[Records for processing]
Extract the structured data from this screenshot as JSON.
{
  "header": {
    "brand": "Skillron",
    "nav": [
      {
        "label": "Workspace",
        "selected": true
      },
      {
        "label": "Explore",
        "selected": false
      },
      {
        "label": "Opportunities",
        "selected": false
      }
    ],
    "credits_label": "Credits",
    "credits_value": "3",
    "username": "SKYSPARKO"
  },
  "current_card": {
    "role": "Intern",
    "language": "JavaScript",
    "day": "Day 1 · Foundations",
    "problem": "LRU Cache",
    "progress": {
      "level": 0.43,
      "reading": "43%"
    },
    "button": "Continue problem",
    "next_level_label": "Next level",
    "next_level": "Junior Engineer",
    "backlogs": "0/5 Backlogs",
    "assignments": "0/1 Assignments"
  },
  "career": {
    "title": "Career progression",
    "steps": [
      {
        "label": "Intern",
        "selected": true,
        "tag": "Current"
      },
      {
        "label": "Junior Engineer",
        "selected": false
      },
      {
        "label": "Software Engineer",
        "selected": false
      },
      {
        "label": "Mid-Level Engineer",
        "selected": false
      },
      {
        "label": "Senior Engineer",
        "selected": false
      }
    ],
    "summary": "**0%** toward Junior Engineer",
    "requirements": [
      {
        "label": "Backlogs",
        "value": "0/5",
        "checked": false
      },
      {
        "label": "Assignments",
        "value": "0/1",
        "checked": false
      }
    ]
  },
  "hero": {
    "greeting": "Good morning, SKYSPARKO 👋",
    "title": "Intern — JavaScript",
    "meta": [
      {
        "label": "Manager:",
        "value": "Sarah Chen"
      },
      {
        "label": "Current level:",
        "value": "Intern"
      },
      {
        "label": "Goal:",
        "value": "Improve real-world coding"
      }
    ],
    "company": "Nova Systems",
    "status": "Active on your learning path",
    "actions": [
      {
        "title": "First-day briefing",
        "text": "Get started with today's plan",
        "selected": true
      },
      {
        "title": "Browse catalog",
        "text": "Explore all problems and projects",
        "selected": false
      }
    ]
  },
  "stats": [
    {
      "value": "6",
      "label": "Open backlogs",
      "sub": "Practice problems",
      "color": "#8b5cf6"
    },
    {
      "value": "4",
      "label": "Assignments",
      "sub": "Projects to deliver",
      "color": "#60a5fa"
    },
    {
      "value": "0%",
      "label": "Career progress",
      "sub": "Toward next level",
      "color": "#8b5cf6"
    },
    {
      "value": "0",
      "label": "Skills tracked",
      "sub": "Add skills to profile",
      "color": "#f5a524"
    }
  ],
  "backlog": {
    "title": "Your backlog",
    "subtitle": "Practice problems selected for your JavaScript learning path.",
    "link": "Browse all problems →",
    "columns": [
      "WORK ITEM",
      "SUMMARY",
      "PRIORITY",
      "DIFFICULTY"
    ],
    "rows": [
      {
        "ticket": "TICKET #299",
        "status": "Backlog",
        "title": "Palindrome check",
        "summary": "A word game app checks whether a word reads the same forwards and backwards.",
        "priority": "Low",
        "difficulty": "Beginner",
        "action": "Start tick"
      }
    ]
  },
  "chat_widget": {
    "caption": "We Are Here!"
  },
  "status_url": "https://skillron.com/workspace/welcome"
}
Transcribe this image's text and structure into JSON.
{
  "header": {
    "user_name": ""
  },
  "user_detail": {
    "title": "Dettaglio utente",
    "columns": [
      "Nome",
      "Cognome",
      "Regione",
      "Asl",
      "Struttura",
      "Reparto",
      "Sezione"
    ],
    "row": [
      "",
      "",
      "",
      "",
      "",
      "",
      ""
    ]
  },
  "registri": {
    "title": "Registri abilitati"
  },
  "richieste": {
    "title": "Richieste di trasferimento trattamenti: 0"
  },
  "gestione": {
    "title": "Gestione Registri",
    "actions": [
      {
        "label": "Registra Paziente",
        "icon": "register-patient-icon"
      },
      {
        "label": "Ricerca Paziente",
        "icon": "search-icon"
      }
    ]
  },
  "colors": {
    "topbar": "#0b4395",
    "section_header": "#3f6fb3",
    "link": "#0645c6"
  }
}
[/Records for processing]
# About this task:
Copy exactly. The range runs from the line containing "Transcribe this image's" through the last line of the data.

# Reply:
Transcribe this image's text and structure into JSON.
{
  "header": {
    "user_name": ""
  },
  "user_detail": {
    "title": "Dettaglio utente",
    "columns": [
      "Nome",
      "Cognome",
      "Regione",
      "Asl",
      "Struttura",
      "Reparto",
      "Sezione"
    ],
    "row": [
      "",
      "",
      "",
      "",
      "",
      "",
      ""
    ]
  },
  "registri": {
    "title": "Registri abilitati"
  },
  "richieste": {
    "title": "Richieste di trasferimento trattamenti: 0"
  },
  "gestione": {
    "title": "Gestione Registri",
    "actions": [
      {
        "label": "Registra Paziente",
        "icon": "register-patient-icon"
      },
      {
        "label": "Ricerca Paziente",
        "icon": "search-icon"
      }
    ]
  },
  "colors": {
    "topbar": "#0b4395",
    "section_header": "#3f6fb3",
    "link": "#0645c6"
  }
}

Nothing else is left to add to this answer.